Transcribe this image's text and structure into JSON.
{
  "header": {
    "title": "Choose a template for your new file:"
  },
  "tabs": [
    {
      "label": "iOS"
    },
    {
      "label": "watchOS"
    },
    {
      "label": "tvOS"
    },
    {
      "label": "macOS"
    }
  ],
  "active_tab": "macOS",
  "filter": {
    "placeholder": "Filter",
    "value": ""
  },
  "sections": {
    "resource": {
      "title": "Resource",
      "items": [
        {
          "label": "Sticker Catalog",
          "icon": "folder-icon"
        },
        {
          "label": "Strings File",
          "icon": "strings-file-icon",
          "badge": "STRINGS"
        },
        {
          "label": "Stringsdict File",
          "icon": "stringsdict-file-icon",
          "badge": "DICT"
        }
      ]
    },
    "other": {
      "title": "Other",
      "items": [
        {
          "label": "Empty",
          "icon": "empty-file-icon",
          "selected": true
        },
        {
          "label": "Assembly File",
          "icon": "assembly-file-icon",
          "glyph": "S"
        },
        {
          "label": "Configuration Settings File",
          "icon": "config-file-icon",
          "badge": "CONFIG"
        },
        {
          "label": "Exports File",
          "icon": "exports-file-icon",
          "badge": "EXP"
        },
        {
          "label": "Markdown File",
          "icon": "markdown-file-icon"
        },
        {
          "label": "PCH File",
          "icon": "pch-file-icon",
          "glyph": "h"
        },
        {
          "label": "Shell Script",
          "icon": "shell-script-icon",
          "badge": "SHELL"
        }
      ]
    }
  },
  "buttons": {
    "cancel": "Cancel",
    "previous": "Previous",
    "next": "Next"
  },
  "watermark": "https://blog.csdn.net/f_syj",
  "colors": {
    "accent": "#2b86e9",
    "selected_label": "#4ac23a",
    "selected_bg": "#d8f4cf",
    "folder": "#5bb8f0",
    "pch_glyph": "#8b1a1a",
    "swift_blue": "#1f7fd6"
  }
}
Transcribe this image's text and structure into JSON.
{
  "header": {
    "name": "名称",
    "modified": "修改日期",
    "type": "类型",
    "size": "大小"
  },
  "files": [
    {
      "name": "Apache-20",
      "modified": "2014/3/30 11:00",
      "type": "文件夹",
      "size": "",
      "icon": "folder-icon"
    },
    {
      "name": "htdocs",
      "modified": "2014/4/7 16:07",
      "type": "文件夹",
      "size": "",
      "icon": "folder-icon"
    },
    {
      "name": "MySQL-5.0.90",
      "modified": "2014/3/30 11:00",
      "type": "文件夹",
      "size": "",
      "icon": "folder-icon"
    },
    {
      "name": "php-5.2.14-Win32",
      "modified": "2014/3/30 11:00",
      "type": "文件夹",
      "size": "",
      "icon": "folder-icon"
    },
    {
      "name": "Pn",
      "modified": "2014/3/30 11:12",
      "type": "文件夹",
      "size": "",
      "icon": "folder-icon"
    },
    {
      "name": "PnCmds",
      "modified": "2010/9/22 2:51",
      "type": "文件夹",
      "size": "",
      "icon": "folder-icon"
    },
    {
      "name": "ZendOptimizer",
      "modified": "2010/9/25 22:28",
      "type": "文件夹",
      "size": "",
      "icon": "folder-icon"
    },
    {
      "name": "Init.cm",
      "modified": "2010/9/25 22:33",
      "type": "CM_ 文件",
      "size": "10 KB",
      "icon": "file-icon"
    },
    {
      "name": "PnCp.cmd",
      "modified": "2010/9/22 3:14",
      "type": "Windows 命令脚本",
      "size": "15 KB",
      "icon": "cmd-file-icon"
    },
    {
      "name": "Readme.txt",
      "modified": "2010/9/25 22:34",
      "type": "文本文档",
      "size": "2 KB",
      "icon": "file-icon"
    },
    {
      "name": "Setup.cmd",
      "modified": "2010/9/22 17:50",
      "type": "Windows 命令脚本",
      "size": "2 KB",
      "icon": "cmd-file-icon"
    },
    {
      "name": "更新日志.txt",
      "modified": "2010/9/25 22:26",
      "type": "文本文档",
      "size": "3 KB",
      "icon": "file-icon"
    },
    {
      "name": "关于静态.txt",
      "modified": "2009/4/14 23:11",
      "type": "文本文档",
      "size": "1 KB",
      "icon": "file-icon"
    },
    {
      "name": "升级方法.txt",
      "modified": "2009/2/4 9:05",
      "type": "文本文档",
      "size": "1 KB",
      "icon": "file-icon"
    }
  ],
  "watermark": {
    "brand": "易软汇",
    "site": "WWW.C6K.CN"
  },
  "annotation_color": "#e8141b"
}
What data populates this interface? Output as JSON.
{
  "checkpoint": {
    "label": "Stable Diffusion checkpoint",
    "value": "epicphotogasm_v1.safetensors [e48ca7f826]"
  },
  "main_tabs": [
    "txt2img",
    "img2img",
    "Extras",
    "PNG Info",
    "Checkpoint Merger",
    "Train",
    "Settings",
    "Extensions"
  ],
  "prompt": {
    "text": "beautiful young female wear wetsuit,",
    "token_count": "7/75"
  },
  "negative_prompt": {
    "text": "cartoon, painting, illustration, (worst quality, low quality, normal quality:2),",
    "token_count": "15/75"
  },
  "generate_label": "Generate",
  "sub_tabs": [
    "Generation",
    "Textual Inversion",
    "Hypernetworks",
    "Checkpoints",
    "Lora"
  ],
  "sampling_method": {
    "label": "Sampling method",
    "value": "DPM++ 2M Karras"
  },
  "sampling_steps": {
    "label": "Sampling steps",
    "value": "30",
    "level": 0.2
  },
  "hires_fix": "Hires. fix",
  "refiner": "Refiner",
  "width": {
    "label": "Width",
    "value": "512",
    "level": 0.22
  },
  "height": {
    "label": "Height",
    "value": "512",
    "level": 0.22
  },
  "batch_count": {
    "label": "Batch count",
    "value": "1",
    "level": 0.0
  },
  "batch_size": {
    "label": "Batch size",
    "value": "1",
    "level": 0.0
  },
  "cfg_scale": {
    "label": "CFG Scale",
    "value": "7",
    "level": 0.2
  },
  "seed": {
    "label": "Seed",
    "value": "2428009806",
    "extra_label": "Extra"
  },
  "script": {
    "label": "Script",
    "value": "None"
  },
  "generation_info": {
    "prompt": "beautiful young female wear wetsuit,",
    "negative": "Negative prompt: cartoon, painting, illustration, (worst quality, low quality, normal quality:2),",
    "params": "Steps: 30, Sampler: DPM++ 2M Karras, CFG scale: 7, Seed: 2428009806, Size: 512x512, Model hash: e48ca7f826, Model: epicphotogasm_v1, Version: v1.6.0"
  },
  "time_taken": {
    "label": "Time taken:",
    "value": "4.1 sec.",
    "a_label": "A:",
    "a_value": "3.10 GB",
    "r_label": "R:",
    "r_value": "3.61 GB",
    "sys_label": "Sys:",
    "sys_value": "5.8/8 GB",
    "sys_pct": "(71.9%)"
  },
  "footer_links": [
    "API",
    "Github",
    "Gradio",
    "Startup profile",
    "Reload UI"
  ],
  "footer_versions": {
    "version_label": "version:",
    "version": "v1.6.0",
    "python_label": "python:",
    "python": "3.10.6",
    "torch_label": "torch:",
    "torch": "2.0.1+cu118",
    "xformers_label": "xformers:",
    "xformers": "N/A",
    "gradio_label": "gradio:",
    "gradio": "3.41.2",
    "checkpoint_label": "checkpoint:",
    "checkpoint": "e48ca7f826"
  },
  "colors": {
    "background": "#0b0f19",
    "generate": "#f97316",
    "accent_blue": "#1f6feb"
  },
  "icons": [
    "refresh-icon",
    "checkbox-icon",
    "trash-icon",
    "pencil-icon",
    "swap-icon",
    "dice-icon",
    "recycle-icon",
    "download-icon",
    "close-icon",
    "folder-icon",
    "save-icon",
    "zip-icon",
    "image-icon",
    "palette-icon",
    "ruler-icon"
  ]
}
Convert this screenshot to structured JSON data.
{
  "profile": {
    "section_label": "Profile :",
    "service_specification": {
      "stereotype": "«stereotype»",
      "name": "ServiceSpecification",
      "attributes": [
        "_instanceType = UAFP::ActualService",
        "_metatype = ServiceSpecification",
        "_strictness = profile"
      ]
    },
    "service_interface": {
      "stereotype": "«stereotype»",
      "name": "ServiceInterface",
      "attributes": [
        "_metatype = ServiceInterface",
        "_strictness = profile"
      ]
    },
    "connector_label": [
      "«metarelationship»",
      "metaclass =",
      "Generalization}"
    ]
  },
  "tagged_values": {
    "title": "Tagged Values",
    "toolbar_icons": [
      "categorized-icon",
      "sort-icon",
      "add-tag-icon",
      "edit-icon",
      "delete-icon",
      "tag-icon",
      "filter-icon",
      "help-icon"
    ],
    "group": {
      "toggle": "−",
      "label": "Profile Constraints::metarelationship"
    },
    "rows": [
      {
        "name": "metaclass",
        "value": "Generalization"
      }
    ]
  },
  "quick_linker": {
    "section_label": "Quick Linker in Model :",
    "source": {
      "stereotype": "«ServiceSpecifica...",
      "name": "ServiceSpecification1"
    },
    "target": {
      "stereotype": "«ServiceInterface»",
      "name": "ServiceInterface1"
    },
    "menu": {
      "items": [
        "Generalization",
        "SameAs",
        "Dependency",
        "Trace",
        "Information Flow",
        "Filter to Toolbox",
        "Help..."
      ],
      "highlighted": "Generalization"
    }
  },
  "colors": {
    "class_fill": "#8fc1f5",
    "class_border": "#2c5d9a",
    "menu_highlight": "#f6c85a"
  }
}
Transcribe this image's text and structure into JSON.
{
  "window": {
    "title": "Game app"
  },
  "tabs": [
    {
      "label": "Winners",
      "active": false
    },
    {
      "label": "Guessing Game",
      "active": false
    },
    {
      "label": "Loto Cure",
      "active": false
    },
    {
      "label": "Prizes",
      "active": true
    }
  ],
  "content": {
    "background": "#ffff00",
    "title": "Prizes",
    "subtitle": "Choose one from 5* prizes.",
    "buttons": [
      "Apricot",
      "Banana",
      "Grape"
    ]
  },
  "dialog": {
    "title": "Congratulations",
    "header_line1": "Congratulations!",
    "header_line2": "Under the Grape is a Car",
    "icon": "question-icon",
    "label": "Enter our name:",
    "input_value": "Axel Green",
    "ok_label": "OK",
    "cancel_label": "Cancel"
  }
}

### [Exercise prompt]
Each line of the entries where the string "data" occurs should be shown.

### [Answer below]
What data populates this interface? Output as JSON.
Convert this screenshot to structured JSON data.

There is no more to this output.